School is the Weirdest

6753576677_55f52a446d_z

Image courtesy of Gotardo. Licensed under CC BY 2.0.

While out at a Local Watering Hole with friends this weekend, there was a brief moment of discomfort when my friends realized that the folks standing nearby were a former middle school classmate and a former middle school teacher. My main reaction was one of delight: for once it wasn’t me running into someone from middle school! I am all about looking on the bright side.

The rest of the evening passed in a pleasant, uneventful way, but the run-in got me thinking about my K-12 education. Despite being a grade-a nerd, I had a perfectly pleasant time of public school. Because my memories of that time are mostly fond, it’s easy for me to forget that public education is occasionally completely bizarre. After all, it wasn’t so long ago that I spent 8 hours a day locked in a building where I had 22 minutes to eat lunch and the bathrooms were locked during that period to prevent people from having sex in them.

Which, by the way, did not ring any bells as weird during that time.

The moment that came to mind last night, however, came from high school. As a wee adolescent nerd, I was bussed over to a local science facility with others of my kind to learn about a variety of sciences for two periods a day. It was a good program, which allows for the best science teachers in the district (many of whom had been research scientists at some point) to talk to kids who actually cared about the subject. Continue reading

Advertisements

Highlights from Nerd Christmas

7956434842_3ed43029fc_z

Image courtesy of JKD Atlanta. Licensed under CC BY 2.0.

Labor Day weekend is nerd Christmas for the city of Atlanta. Most famously, this is because of Dragon Con, the three-day sci-fi/fantasy convention which rolls into downtown and briefly allows us to experience the fun and excitement of more than 50,000 nerds in steampunk storm trooper costumes taking over the metro area.

However, I tend to avoid Dragon Con after a particularly scarring experience as a 12-year-old left to wander through it on my own (protip: don’t let your tween wander around a convention alone; they will see bondage cosplayers, and they will be a alarmed).

Instead, while my classical nerdbros are having their day, I am busy spending hours hanging with my peeps (the book nerds, natch) at the Decatur Book Festival. It’s a two-day extravaganza of book nerds being quiet, earnest liberals together while eating popsicles and buying novelty bumper stickers from Flannery O’Conner’s estate. Continue reading

Historical Soap Operas

Babbage's difference engine.Image courtesy of Larry Johnson.
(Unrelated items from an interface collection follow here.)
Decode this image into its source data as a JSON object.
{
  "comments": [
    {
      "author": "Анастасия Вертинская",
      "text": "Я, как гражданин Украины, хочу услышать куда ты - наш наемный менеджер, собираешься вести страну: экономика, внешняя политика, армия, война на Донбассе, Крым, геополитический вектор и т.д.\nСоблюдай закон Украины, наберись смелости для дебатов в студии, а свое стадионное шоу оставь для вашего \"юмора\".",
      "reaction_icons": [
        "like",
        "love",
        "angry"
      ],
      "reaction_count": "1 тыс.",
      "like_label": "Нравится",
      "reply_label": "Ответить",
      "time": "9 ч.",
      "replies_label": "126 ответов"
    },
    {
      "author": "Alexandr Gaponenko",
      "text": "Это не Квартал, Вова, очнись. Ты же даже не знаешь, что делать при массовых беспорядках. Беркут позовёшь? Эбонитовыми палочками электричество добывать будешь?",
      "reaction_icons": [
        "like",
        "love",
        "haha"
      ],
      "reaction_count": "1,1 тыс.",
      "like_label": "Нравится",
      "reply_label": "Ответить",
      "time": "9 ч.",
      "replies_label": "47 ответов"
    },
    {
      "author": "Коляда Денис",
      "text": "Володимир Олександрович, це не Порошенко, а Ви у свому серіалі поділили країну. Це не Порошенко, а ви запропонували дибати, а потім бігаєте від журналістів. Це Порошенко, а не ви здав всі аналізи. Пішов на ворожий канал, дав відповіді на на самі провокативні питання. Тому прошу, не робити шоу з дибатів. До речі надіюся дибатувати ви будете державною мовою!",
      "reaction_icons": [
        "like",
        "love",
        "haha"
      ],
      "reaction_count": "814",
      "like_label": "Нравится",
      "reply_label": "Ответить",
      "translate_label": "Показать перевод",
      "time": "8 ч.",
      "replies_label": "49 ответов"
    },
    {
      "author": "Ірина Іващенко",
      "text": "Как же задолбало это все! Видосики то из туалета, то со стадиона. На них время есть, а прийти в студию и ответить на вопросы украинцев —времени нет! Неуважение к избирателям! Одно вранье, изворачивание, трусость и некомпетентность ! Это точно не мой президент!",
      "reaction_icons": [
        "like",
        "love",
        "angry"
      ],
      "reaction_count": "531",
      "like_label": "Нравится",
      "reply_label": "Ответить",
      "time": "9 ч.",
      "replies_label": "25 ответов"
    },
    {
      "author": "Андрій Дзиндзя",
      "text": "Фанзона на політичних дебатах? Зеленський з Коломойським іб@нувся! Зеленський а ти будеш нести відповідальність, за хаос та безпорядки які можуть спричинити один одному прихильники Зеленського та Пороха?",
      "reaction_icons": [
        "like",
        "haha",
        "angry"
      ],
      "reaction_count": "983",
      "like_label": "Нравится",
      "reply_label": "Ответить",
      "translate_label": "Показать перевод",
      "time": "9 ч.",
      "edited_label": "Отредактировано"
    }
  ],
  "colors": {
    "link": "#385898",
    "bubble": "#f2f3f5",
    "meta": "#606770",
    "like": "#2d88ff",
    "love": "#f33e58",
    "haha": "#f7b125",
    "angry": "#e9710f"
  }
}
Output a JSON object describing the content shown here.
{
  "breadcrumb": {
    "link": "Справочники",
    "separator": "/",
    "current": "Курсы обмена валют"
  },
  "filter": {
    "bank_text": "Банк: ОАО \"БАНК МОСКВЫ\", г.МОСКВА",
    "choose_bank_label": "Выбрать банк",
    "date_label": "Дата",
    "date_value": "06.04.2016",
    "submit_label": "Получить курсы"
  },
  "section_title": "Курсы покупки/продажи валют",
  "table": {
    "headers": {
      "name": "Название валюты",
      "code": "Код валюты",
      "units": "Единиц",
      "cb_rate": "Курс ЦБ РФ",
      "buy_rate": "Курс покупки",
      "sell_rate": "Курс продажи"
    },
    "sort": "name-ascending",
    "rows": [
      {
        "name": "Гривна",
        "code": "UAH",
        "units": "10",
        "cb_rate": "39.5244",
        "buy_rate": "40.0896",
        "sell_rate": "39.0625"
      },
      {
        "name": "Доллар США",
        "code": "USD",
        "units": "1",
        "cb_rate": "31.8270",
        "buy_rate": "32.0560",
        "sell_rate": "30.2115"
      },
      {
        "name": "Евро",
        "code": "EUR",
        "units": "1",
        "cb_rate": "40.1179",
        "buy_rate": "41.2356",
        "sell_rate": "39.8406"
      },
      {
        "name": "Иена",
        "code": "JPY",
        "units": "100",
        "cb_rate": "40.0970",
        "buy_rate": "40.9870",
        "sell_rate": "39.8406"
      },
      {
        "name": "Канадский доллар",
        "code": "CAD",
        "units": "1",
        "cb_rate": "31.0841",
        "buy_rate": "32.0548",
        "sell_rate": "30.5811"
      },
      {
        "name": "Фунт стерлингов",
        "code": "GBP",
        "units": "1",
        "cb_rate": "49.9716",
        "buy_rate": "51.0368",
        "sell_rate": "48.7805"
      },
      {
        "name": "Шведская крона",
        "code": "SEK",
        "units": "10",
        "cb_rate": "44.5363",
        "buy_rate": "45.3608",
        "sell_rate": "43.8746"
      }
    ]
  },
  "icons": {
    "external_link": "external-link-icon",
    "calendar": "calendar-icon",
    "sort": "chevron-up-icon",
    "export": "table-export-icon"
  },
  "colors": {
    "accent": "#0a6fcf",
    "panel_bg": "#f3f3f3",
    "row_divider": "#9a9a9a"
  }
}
Licensed under CC BY 2.0.

My mother’s memorial service was this past Saturday. That is not what this blog entry is about.

Instead, I want to talk about what I’ve been reading lately. It’s a biography of Ada Lovelace with the delightful title, Bride of Science.

Ada Lovelace, for those of you who spent high school not learning about the history of science, is widely considered to be the first computer programmer in history. She worked out proto-programs for Charles Babbage‘s difference engine, which–for those of you not familiar with it–is what happens when steam punk enthusiasts build a computer. Babbage was never able to build the entire thing, though he was eventually vindicated in 1991 when some English historians built one with the advantage of modern mold casting for the parts (covered in this biography, which I read last year, and which is interesting for that alone).

As the biography points out, in her own day, Ada Lovelace was far more famous for her parentage. She was the daughter of the poet Byron, the rockstar of his day, and her parents’ separation proceedings were the basis for some of the beginnings of what looks–to the modern reader–very much like modern celebrity culture.

I picked the biography partially because I enjoy reading about scientists, particularly women scientists. More than that, though, I have a deep and abiding love for science biographies from right around the time period where Ada Lovelace lived. Because there was So Much Science happening at that time, and scientific circles were confined to a series of fairly related genteel families, there are plenty of fascinating people about whom one can read. And–the part that’s fun for me–they show up in each other’s stories. Continue reading

Parties and Nail Polish and Drinks, Oh My

It’s nearing finals week, which of course means that I spent most of the weekend the hell away from campus. Currently, campus smells of dispair and freshmen who are freaked out since they didn’t do any of the course readings. Given that the only final exam that I have is during the very last slot, a week away, this is not anything that I need. So instead I experimented with having friends and hobbies and a social life again, which was exciting.

Friday morning involved some unusual (for me) on campus time. One of my final research projects for the semester involves measuring tiny pieces of rock to learn about cognitive evolution, so I spent most of the morning in an on-campus computer lab, using very expensive software to make very accurate calculations of just how statistically insignificant my sad little undergraduate rock measures are. These are things that I am fairly certain are significant, so I got to have the always-fun experience of writing a paper conclusion that basically boiled down to, “next time, maybe don’t have undergraduates do this.” The glamour of science!

Continue reading